NCAA Football: Texas at Oklahoma State Brett Rojo-USA TODAY Sports

Imagine you’re Oklahoma Sooners head coach Lincoln Riley and you’re putting together your game plan for this week’s matchup with the Oklahoma State Cowboys. Which area of OSU’s defense worries you most?

There are no holes here. The Cowboys boast a veteran-laden unit that ranks eighth in the country in ESPN’s SP+ metric for defensive efficiency. The Pokes are averaging almost four sacks per game thanks in large part to an active defensive front. They also have three productive senior linebackers in Amen Ogbongbemiga, Malcolm Rodriguez and Devin Harper stuffing the stat sheet. The defensive backfield is one of the best in the entire country.

The JACK linebacker stands out as the one position in the OSU defense that could become a potential Bedlam wild card, though. While most defenses expect the JACK to be a pure disrupter coming off the edge, defensive coordinator Jim Knowles asks him to play a host of roles in different spots around the field.

Knowles’ scheme probably fits best in the 4-2-5 bucket. The Cowboys’ standard personnel includes three down linemen, the JACK, two interior linebackers and five defensive backs. The defensive linemen shift between different looks. Sometimes they’re playing a 4-3 Under front (pictured above), with the JACK moving up to the line of scrimmage on the edge aligned to the boundary.

In other cases, the Pokes run a three-man Tite front (above) – a nose tackle directly over the center and the defensive ends set to the insider shoulders of both offensive tackles. OSU also uses a 3-4 Okie front with both defensive ends playing off the outside shoulders of the offensive tackles. Here’s an example from OSU’s game against West Virginia earlier this year:

Note the positioning of the JACK, which is circled in the image above. The strength of the offensive formation is set to the boundary, and the inside linebackers shift to match what they’re seeing. MIKE LB Ogbongbemiga (No. 7) stays lined up towards the field. The Pokes put the WILL LB, Rodriguez (No. 20), in space to the boundary. Meanwhile, JACK LB Brock Martin (No. 40) shifts inside to the bubble over the left guard.

What purpose does it serve to flip-flop the WILL and JACK? Shifting Martin inside gets a sturdier run defender in place to take on an offensive lineman in case WVU runs the ball. On top of that, the converted safety Rodriguez is in position to play the pass or support against the outside run.

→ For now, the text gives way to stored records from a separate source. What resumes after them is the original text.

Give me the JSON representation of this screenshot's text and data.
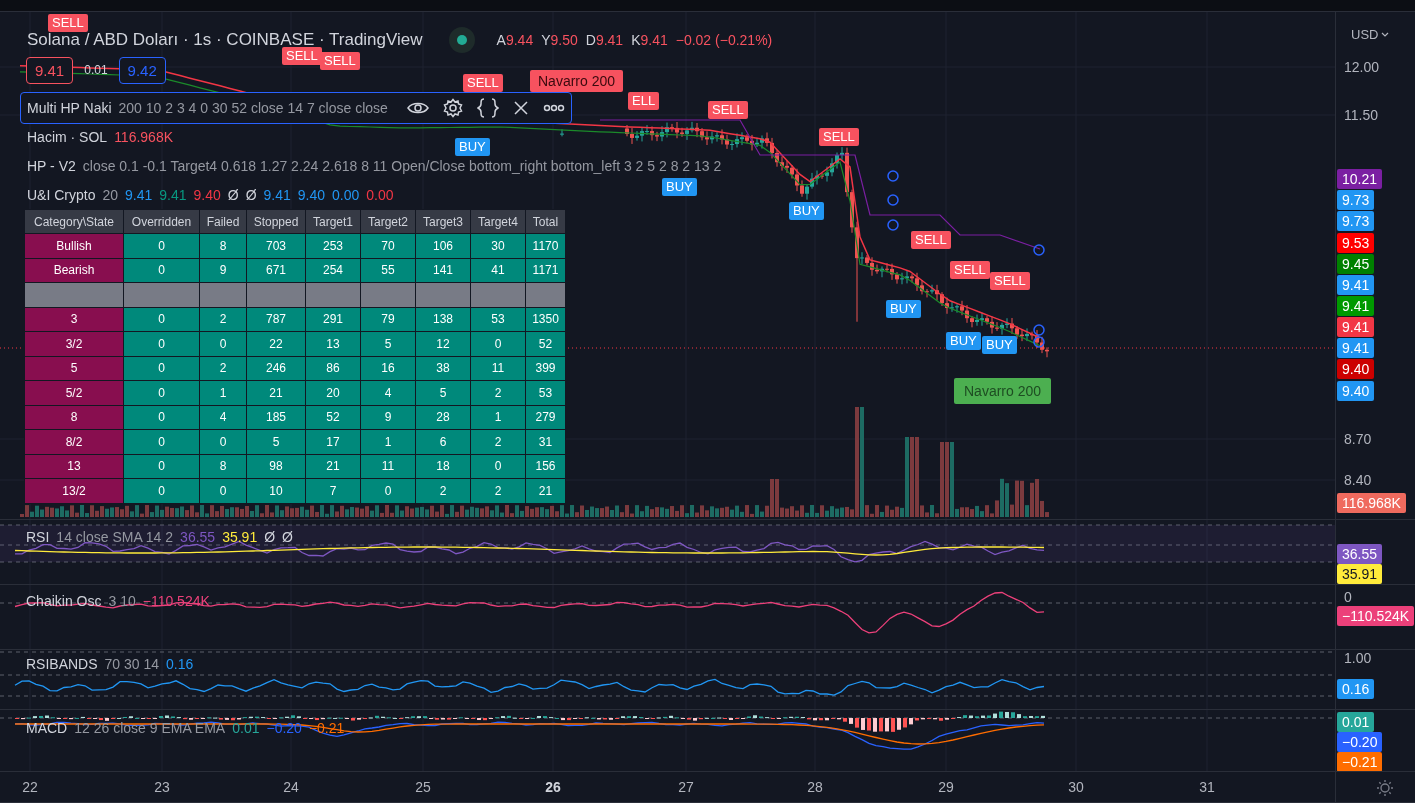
{
  "header": {
    "title": "Solana / ABD Doları · 1s · COINBASE · TradingView",
    "market_open": true,
    "ohlc": [
      {
        "label": "A",
        "value": "9.44"
      },
      {
        "label": "Y",
        "value": "9.50"
      },
      {
        "label": "D",
        "value": "9.41"
      },
      {
        "label": "K",
        "value": "9.41"
      }
    ],
    "change": "−0.02 (−0.21%)"
  },
  "quote_boxes": [
    {
      "text": "9.41",
      "kind": "sell"
    },
    {
      "text": "0.01",
      "kind": "spread"
    },
    {
      "text": "9.42",
      "kind": "buy"
    }
  ],
  "indicators": [
    {
      "name": "Multi HP Naki",
      "params": "200 10 2 3 4 0 30 52 close 14 7 close close",
      "selected": true
    },
    {
      "name": "Hacim · SOL",
      "selected": false,
      "values": [
        {
          "text": "116.968K",
          "color": "#f7525f"
        }
      ]
    },
    {
      "name": "HP - V2",
      "params": "close 0.1 -0.1 Target4 0.618 1.27 2.24 2.618 8 11 Open/Close bottom_right bottom_left 3 2 5 2 8 2 13 2",
      "selected": false
    },
    {
      "name": "U&I Crypto",
      "params": "20",
      "selected": false,
      "values": [
        {
          "text": "9.41",
          "color": "#2196f3"
        },
        {
          "text": "9.41",
          "color": "#089981"
        },
        {
          "text": "9.40",
          "color": "#f23645"
        },
        {
          "text": "Ø",
          "color": "#d1d4dc"
        },
        {
          "text": "Ø",
          "color": "#d1d4dc"
        },
        {
          "text": "9.41",
          "color": "#2196f3"
        },
        {
          "text": "9.40",
          "color": "#2196f3"
        },
        {
          "text": "0.00",
          "color": "#2196f3"
        },
        {
          "text": "0.00",
          "color": "#f23645"
        }
      ]
    }
  ],
  "table": {
    "columns": [
      "Category\\State",
      "Overridden",
      "Failed",
      "Stopped",
      "Target1",
      "Target2",
      "Target3",
      "Target4",
      "Total"
    ],
    "rows": [
      {
        "kind": "data",
        "cells": [
          "Bullish",
          "0",
          "8",
          "703",
          "253",
          "70",
          "106",
          "30",
          "1170"
        ]
      },
      {
        "kind": "data",
        "cells": [
          "Bearish",
          "0",
          "9",
          "671",
          "254",
          "55",
          "141",
          "41",
          "1171"
        ]
      },
      {
        "kind": "separator"
      },
      {
        "kind": "data",
        "cells": [
          "3",
          "0",
          "2",
          "787",
          "291",
          "79",
          "138",
          "53",
          "1350"
        ]
      },
      {
        "kind": "data",
        "cells": [
          "3/2",
          "0",
          "0",
          "22",
          "13",
          "5",
          "12",
          "0",
          "52"
        ]
      },
      {
        "kind": "data",
        "cells": [
          "5",
          "0",
          "2",
          "246",
          "86",
          "16",
          "38",
          "11",
          "399"
        ]
      },
      {
        "kind": "data",
        "cells": [
          "5/2",
          "0",
          "1",
          "21",
          "20",
          "4",
          "5",
          "2",
          "53"
        ]
      },
      {
        "kind": "data",
        "cells": [
          "8",
          "0",
          "4",
          "185",
          "52",
          "9",
          "28",
          "1",
          "279"
        ]
      },
      {
        "kind": "data",
        "cells": [
          "8/2",
          "0",
          "0",
          "5",
          "17",
          "1",
          "6",
          "2",
          "31"
        ]
      },
      {
        "kind": "data",
        "cells": [
          "13",
          "0",
          "8",
          "98",
          "21",
          "11",
          "18",
          "0",
          "156"
        ]
      },
      {
        "kind": "data",
        "cells": [
          "13/2",
          "0",
          "0",
          "10",
          "7",
          "0",
          "2",
          "2",
          "21"
        ]
      }
    ]
  },
  "signals": [
    {
      "kind": "sell",
      "text": "SELL"
    },
    {
      "kind": "sell",
      "text": "SELL"
    },
    {
      "kind": "sell",
      "text": "SELL"
    },
    {
      "kind": "sell",
      "text": "SELL"
    },
    {
      "kind": "note_sell",
      "text": "Navarro 200"
    },
    {
      "kind": "sell",
      "text": "ELL"
    },
    {
      "kind": "sell",
      "text": "SELL"
    },
    {
      "kind": "sell",
      "text": "SELL"
    },
    {
      "kind": "buy",
      "text": "BUY"
    },
    {
      "kind": "sell",
      "text": "SELL"
    },
    {
      "kind": "sell",
      "text": "SELL"
    },
    {
      "kind": "sell",
      "text": "SELL"
    },
    {
      "kind": "buy",
      "text": "BUY"
    },
    {
      "kind": "buy",
      "text": "BUY"
    },
    {
      "kind": "buy",
      "text": "BUY"
    },
    {
      "kind": "note_buy",
      "text": "Navarro 200"
    },
    {
      "kind": "buy",
      "text": "BUY"
    },
    {
      "kind": "buy",
      "text": "BUY"
    }
  ],
  "price_axis": {
    "currency": "USD",
    "ticks": [
      "12.00",
      "11.50",
      "8.70",
      "8.40"
    ],
    "badges": [
      {
        "text": "10.21",
        "color": "#7b1fa2"
      },
      {
        "text": "9.73",
        "color": "#2196f3"
      },
      {
        "text": "9.73",
        "color": "#2196f3"
      },
      {
        "text": "9.53",
        "color": "#ff0000"
      },
      {
        "text": "9.45",
        "color": "#008000"
      },
      {
        "text": "9.41",
        "color": "#2196f3"
      },
      {
        "text": "9.41",
        "color": "#009900"
      },
      {
        "text": "9.41",
        "color": "#f23645"
      },
      {
        "text": "9.41",
        "color": "#2196f3"
      },
      {
        "text": "9.40",
        "color": "#cc0000"
      },
      {
        "text": "9.40",
        "color": "#2196f3"
      },
      {
        "text": "116.968K",
        "color": "#ef6a5e"
      }
    ]
  },
  "panes": [
    {
      "kind": "rsi",
      "name": "RSI",
      "params": "14 close SMA 14 2",
      "values": [
        {
          "text": "36.55",
          "color": "#7e57c2"
        },
        {
          "text": "35.91",
          "color": "#ffeb3b"
        },
        {
          "text": "Ø",
          "color": "#d1d4dc"
        },
        {
          "text": "Ø",
          "color": "#d1d4dc"
        }
      ],
      "badges": [
        {
          "text": "36.55",
          "color": "#7e57c2"
        },
        {
          "text": "35.91",
          "color": "#ffeb3b"
        }
      ]
    },
    {
      "kind": "chaikin",
      "name": "Chaikin Osc",
      "params": "3 10",
      "values": [
        {
          "text": "−110.524K",
          "color": "#ec407a"
        }
      ],
      "ticks": [
        "0"
      ],
      "badges": [
        {
          "text": "−110.524K",
          "color": "#ec407a"
        }
      ]
    },
    {
      "kind": "rsibands",
      "name": "RSIBANDS",
      "params": "70 30 14",
      "values": [
        {
          "text": "0.16",
          "color": "#2196f3"
        }
      ],
      "ticks": [
        "1.00"
      ],
      "badges": [
        {
          "text": "0.16",
          "color": "#2196f3"
        }
      ]
    },
    {
      "kind": "macd",
      "name": "MACD",
      "params": "12 26 close 9 EMA EMA",
      "values": [
        {
          "text": "0.01",
          "color": "#26a69a"
        },
        {
          "text": "−0.20",
          "color": "#2962ff"
        },
        {
          "text": "−0.21",
          "color": "#ff6d00"
        }
      ],
      "badges": [
        {
          "text": "0.01",
          "color": "#26a69a"
        },
        {
          "text": "−0.20",
          "color": "#2962ff"
        },
        {
          "text": "−0.21",
          "color": "#ff6d00"
        }
      ]
    }
  ],
  "time_axis": {
    "labels": [
      {
        "text": "22",
        "bold": false
      },
      {
        "text": "23",
        "bold": false
      },
      {
        "text": "24",
        "bold": false
      },
      {
        "text": "25",
        "bold": false
      },
      {
        "text": "26",
        "bold": true
      },
      {
        "text": "27",
        "bold": false
      },
      {
        "text": "28",
        "bold": false
      },
      {
        "text": "29",
        "bold": false
      },
      {
        "text": "30",
        "bold": false
      },
      {
        "text": "31",
        "bold": false
      }
    ]
  }
}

Knowles has an especially dangerous weapon at his disposal in the JACK spot with in-state product Trace Ford. At 6-4, 248 pounds, Ford possesses the size to avoid getting wiped out by offensive linemen, while his speed makes him a handful coming off the edge. Even though he only has three sacks through six games this season, his presence still creates headaches for opposing offenses.

Ford’s athleticism also enables him to drop and play in coverage, which never hurts when a defense is trying to mess with the head of a young quarterback like Spencer Rattler. Given how much the JACK moves around in OSU’s scheme, keep an eye on how the Sooners account for Ford before the snap when they have the ball on Saturday night. That is one player they can’t afford to lose track of, especially on money downs.